■ **ASSIGNMENT**
Skipping any pictures, give all of the records below again exactly.
+ + +
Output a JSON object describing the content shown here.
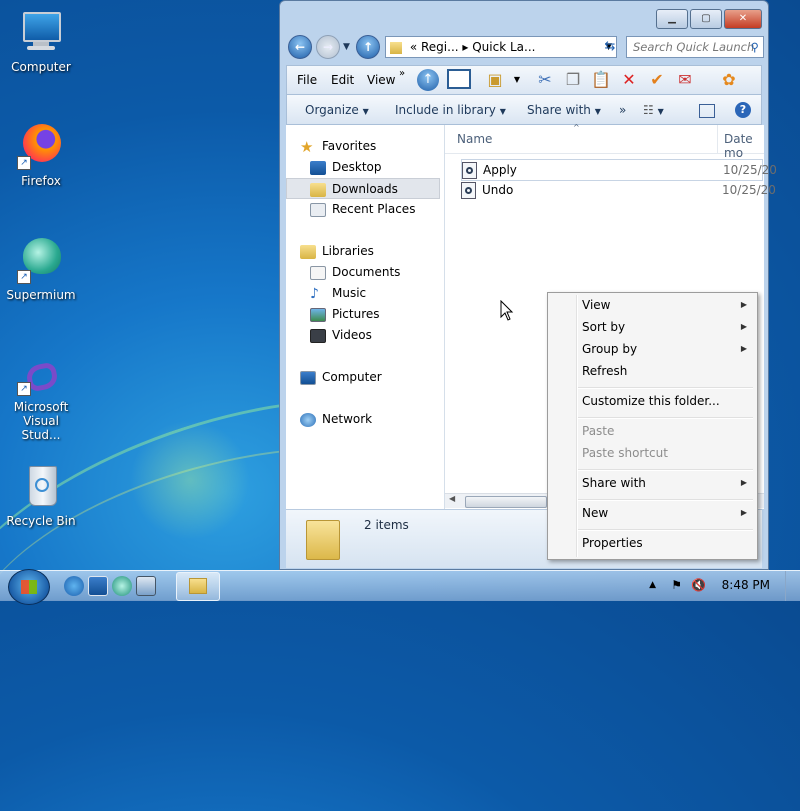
{
  "desktop": {
    "icons": [
      {
        "label": "Computer"
      },
      {
        "label": "Firefox"
      },
      {
        "label": "Supermium"
      },
      {
        "label": "Microsoft Visual Stud..."
      },
      {
        "label": "Recycle Bin"
      }
    ]
  },
  "window": {
    "address": {
      "prefix": "«",
      "path": "Regi...  ▸  Quick La..."
    },
    "search": {
      "placeholder": "Search Quick Launch"
    },
    "menu": {
      "file": "File",
      "edit": "Edit",
      "view": "View",
      "more": "»"
    },
    "commands": {
      "organize": "Organize",
      "include": "Include in library",
      "share": "Share with",
      "more": "»"
    },
    "nav_pane": {
      "favorites": "Favorites",
      "desktop": "Desktop",
      "downloads": "Downloads",
      "recent": "Recent Places",
      "libraries": "Libraries",
      "documents": "Documents",
      "music": "Music",
      "pictures": "Pictures",
      "videos": "Videos",
      "computer": "Computer",
      "network": "Network"
    },
    "columns": {
      "name": "Name",
      "date": "Date mo"
    },
    "files": [
      {
        "name": "Apply",
        "date": "10/25/20"
      },
      {
        "name": "Undo",
        "date": "10/25/20"
      }
    ],
    "details": {
      "count": "2 items"
    }
  },
  "context_menu": {
    "view": "View",
    "sort_by": "Sort by",
    "group_by": "Group by",
    "refresh": "Refresh",
    "customize": "Customize this folder...",
    "paste": "Paste",
    "paste_shortcut": "Paste shortcut",
    "share_with": "Share with",
    "new": "New",
    "properties": "Properties"
  },
  "taskbar": {
    "clock": "8:48 PM"
  }
}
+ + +
■ **COMPLETED EXERCISE**
Output a JSON object describing the content shown here.
{
  "desktop": {
    "icons": [
      {
        "label": "Computer"
      },
      {
        "label": "Firefox"
      },
      {
        "label": "Supermium"
      },
      {
        "label": "Microsoft Visual Stud..."
      },
      {
        "label": "Recycle Bin"
      }
    ]
  },
  "window": {
    "address": {
      "prefix": "«",
      "path": "Regi...  ▸  Quick La..."
    },
    "search": {
      "placeholder": "Search Quick Launch"
    },
    "menu": {
      "file": "File",
      "edit": "Edit",
      "view": "View",
      "more": "»"
    },
    "commands": {
      "organize": "Organize",
      "include": "Include in library",
      "share": "Share with",
      "more": "»"
    },
    "nav_pane": {
      "favorites": "Favorites",
      "desktop": "Desktop",
      "downloads": "Downloads",
      "recent": "Recent Places",
      "libraries": "Libraries",
      "documents": "Documents",
      "music": "Music",
      "pictures": "Pictures",
      "videos": "Videos",
      "computer": "Computer",
      "network": "Network"
    },
    "columns": {
      "name": "Name",
      "date": "Date mo"
    },
    "files": [
      {
        "name": "Apply",
        "date": "10/25/20"
      },
      {
        "name": "Undo",
        "date": "10/25/20"
      }
    ],
    "details": {
      "count": "2 items"
    }
  },
  "context_menu": {
    "view": "View",
    "sort_by": "Sort by",
    "group_by": "Group by",
    "refresh": "Refresh",
    "customize": "Customize this folder...",
    "paste": "Paste",
    "paste_shortcut": "Paste shortcut",
    "share_with": "Share with",
    "new": "New",
    "properties": "Properties"
  },
  "taskbar": {
    "clock": "8:48 PM"
  }
}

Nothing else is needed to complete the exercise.